▶ _TRY IT_
Pull out every line below that contains the word "price".

Data items

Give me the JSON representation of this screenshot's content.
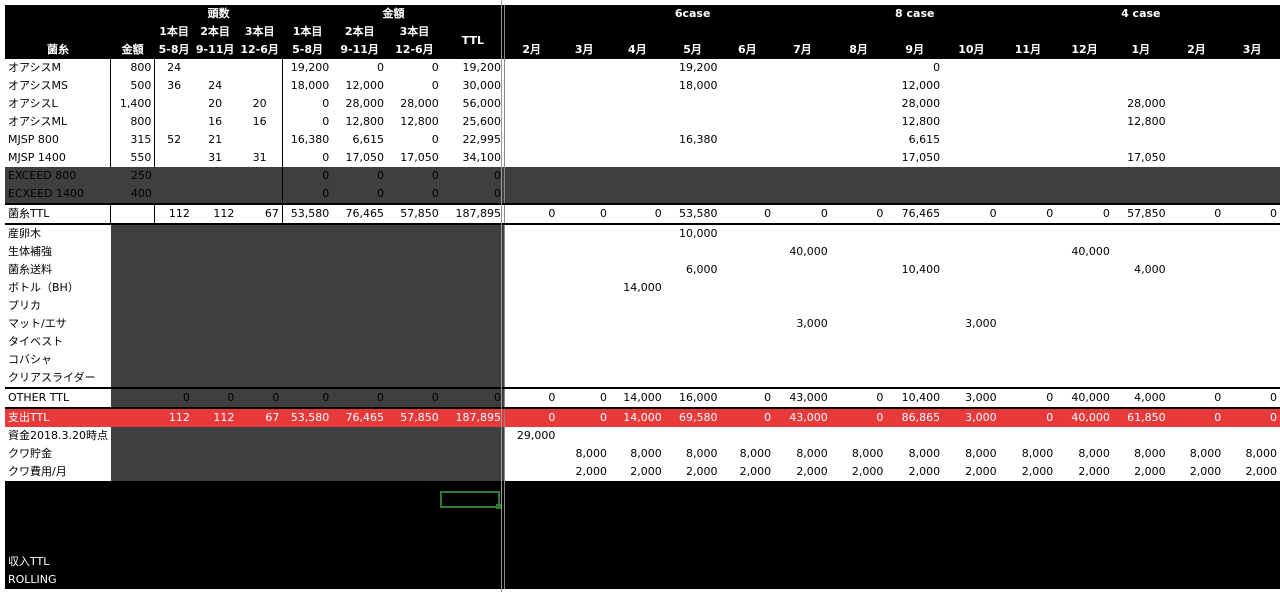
{
  "header": {
    "group1": "頭数",
    "group2": "金額",
    "case6": "6case",
    "case8": "8 case",
    "case4": "4 case",
    "sub1": "1本目",
    "sub2": "2本目",
    "sub3": "3本目",
    "ttl": "TTL",
    "p1": "5-8月",
    "p2": "9-11月",
    "p3": "12-6月",
    "label": "菌糸",
    "price": "金額",
    "months": [
      "2月",
      "3月",
      "4月",
      "5月",
      "6月",
      "7月",
      "8月",
      "9月",
      "10月",
      "11月",
      "12月",
      "1月",
      "2月",
      "3月"
    ]
  },
  "products": [
    {
      "name": "オアシスM",
      "price": "800",
      "h": [
        "24",
        "",
        ""
      ],
      "a": [
        "19,200",
        "0",
        "0"
      ],
      "ttl": "19,200",
      "m": [
        "",
        "",
        "",
        "19,200",
        "",
        "",
        "",
        "0",
        "",
        "",
        "",
        "",
        "",
        ""
      ]
    },
    {
      "name": "オアシスMS",
      "price": "500",
      "h": [
        "36",
        "24",
        ""
      ],
      "a": [
        "18,000",
        "12,000",
        "0"
      ],
      "ttl": "30,000",
      "m": [
        "",
        "",
        "",
        "18,000",
        "",
        "",
        "",
        "12,000",
        "",
        "",
        "",
        "",
        "",
        ""
      ]
    },
    {
      "name": "オアシスL",
      "price": "1,400",
      "h": [
        "",
        "20",
        "20"
      ],
      "a": [
        "0",
        "28,000",
        "28,000"
      ],
      "ttl": "56,000",
      "m": [
        "",
        "",
        "",
        "",
        "",
        "",
        "",
        "28,000",
        "",
        "",
        "",
        "28,000",
        "",
        ""
      ]
    },
    {
      "name": "オアシスML",
      "price": "800",
      "h": [
        "",
        "16",
        "16"
      ],
      "a": [
        "0",
        "12,800",
        "12,800"
      ],
      "ttl": "25,600",
      "m": [
        "",
        "",
        "",
        "",
        "",
        "",
        "",
        "12,800",
        "",
        "",
        "",
        "12,800",
        "",
        ""
      ]
    },
    {
      "name": "MJSP 800",
      "price": "315",
      "h": [
        "52",
        "21",
        ""
      ],
      "a": [
        "16,380",
        "6,615",
        "0"
      ],
      "ttl": "22,995",
      "m": [
        "",
        "",
        "",
        "16,380",
        "",
        "",
        "",
        "6,615",
        "",
        "",
        "",
        "",
        "",
        ""
      ]
    },
    {
      "name": "MJSP 1400",
      "price": "550",
      "h": [
        "",
        "31",
        "31"
      ],
      "a": [
        "0",
        "17,050",
        "17,050"
      ],
      "ttl": "34,100",
      "m": [
        "",
        "",
        "",
        "",
        "",
        "",
        "",
        "17,050",
        "",
        "",
        "",
        "17,050",
        "",
        ""
      ]
    }
  ],
  "exceed": [
    {
      "name": "EXCEED 800",
      "price": "250",
      "a": [
        "0",
        "0",
        "0"
      ],
      "ttl": "0"
    },
    {
      "name": "ECXEED 1400",
      "price": "400",
      "a": [
        "0",
        "0",
        "0"
      ],
      "ttl": "0"
    }
  ],
  "kinshi_ttl": {
    "name": "菌糸TTL",
    "h": [
      "112",
      "112",
      "67"
    ],
    "a": [
      "53,580",
      "76,465",
      "57,850"
    ],
    "ttl": "187,895",
    "m": [
      "0",
      "0",
      "0",
      "53,580",
      "0",
      "0",
      "0",
      "76,465",
      "0",
      "0",
      "0",
      "57,850",
      "0",
      "0"
    ]
  },
  "others": [
    {
      "name": "産卵木",
      "m": [
        "",
        "",
        "",
        "10,000",
        "",
        "",
        "",
        "",
        "",
        "",
        "",
        "",
        "",
        ""
      ]
    },
    {
      "name": "生体補強",
      "m": [
        "",
        "",
        "",
        "",
        "",
        "40,000",
        "",
        "",
        "",
        "",
        "40,000",
        "",
        "",
        ""
      ]
    },
    {
      "name": "菌糸送料",
      "m": [
        "",
        "",
        "",
        "6,000",
        "",
        "",
        "",
        "10,400",
        "",
        "",
        "",
        "4,000",
        "",
        ""
      ]
    },
    {
      "name": "ボトル（BH）",
      "m": [
        "",
        "",
        "14,000",
        "",
        "",
        "",
        "",
        "",
        "",
        "",
        "",
        "",
        "",
        ""
      ]
    },
    {
      "name": "プリカ",
      "m": [
        "",
        "",
        "",
        "",
        "",
        "",
        "",
        "",
        "",
        "",
        "",
        "",
        "",
        ""
      ]
    },
    {
      "name": "マット/エサ",
      "m": [
        "",
        "",
        "",
        "",
        "",
        "3,000",
        "",
        "",
        "3,000",
        "",
        "",
        "",
        "",
        ""
      ]
    },
    {
      "name": "タイベスト",
      "m": [
        "",
        "",
        "",
        "",
        "",
        "",
        "",
        "",
        "",
        "",
        "",
        "",
        "",
        ""
      ]
    },
    {
      "name": "コバシャ",
      "m": [
        "",
        "",
        "",
        "",
        "",
        "",
        "",
        "",
        "",
        "",
        "",
        "",
        "",
        ""
      ]
    },
    {
      "name": "クリアスライダー",
      "m": [
        "",
        "",
        "",
        "",
        "",
        "",
        "",
        "",
        "",
        "",
        "",
        "",
        "",
        ""
      ]
    }
  ],
  "other_ttl": {
    "name": "OTHER TTL",
    "h": [
      "0",
      "0",
      "0"
    ],
    "a": [
      "0",
      "0",
      "0"
    ],
    "ttl": "0",
    "m": [
      "0",
      "0",
      "14,000",
      "16,000",
      "0",
      "43,000",
      "0",
      "10,400",
      "3,000",
      "0",
      "40,000",
      "4,000",
      "0",
      "0"
    ]
  },
  "shishutsu_ttl": {
    "name": "支出TTL",
    "h": [
      "112",
      "112",
      "67"
    ],
    "a": [
      "53,580",
      "76,465",
      "57,850"
    ],
    "ttl": "187,895",
    "m": [
      "0",
      "0",
      "14,000",
      "69,580",
      "0",
      "43,000",
      "0",
      "86,865",
      "3,000",
      "0",
      "40,000",
      "61,850",
      "0",
      "0"
    ]
  },
  "extra": [
    {
      "name": "資金2018.3.20時点",
      "m": [
        "29,000",
        "",
        "",
        "",
        "",
        "",
        "",
        "",
        "",
        "",
        "",
        "",
        "",
        ""
      ]
    },
    {
      "name": "クワ貯金",
      "m": [
        "",
        "8,000",
        "8,000",
        "8,000",
        "8,000",
        "8,000",
        "8,000",
        "8,000",
        "8,000",
        "8,000",
        "8,000",
        "8,000",
        "8,000",
        "8,000"
      ]
    },
    {
      "name": "クワ費用/月",
      "m": [
        "",
        "2,000",
        "2,000",
        "2,000",
        "2,000",
        "2,000",
        "2,000",
        "2,000",
        "2,000",
        "2,000",
        "2,000",
        "2,000",
        "2,000",
        "2,000"
      ]
    }
  ],
  "bottom": {
    "income": "収入TTL",
    "rolling": "ROLLING"
  }
}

▶ _EXPECTED ANSWER_
    "price": "金額",
      "price": "800",
      "price": "500",
      "price": "1,400",
      "price": "800",
      "price": "315",
      "price": "550",
      "price": "250",
      "price": "400",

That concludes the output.